Activity: The answer must consist of every line from the data that holds the string "level".

Provided data:
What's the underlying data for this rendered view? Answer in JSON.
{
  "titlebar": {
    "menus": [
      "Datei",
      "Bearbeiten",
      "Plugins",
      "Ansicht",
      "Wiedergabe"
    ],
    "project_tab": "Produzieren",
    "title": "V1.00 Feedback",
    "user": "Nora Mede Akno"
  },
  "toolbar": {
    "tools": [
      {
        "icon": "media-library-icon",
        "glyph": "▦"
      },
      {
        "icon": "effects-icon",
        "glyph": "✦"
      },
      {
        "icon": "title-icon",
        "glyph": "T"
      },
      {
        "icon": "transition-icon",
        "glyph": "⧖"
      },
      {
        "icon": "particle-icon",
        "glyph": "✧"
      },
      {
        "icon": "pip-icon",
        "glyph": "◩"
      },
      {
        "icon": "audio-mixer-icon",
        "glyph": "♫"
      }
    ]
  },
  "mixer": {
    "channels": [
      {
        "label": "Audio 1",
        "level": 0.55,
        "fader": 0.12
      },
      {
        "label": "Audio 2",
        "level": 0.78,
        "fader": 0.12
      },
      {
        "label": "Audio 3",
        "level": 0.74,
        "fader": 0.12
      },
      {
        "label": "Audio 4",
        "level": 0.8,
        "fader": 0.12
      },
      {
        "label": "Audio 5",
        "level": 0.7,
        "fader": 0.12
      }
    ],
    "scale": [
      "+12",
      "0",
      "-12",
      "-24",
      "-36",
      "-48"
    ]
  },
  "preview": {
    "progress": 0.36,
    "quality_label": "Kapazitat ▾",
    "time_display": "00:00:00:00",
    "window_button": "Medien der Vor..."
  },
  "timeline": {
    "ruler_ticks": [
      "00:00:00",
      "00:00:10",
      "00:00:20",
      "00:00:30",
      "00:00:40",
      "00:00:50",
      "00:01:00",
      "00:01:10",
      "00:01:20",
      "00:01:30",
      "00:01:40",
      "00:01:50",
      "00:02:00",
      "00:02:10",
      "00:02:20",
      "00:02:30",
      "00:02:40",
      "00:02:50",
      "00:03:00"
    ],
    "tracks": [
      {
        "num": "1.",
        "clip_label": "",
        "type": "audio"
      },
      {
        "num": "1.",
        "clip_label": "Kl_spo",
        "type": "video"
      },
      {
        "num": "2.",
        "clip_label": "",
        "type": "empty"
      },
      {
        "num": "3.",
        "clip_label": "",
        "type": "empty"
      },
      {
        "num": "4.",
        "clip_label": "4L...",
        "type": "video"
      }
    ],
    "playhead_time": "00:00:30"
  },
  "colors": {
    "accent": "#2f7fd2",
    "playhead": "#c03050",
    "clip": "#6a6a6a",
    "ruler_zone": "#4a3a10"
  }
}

Task response:
        "level": 0.55,
        "level": 0.78,
        "level": 0.74,
        "level": 0.8,
        "level": 0.7,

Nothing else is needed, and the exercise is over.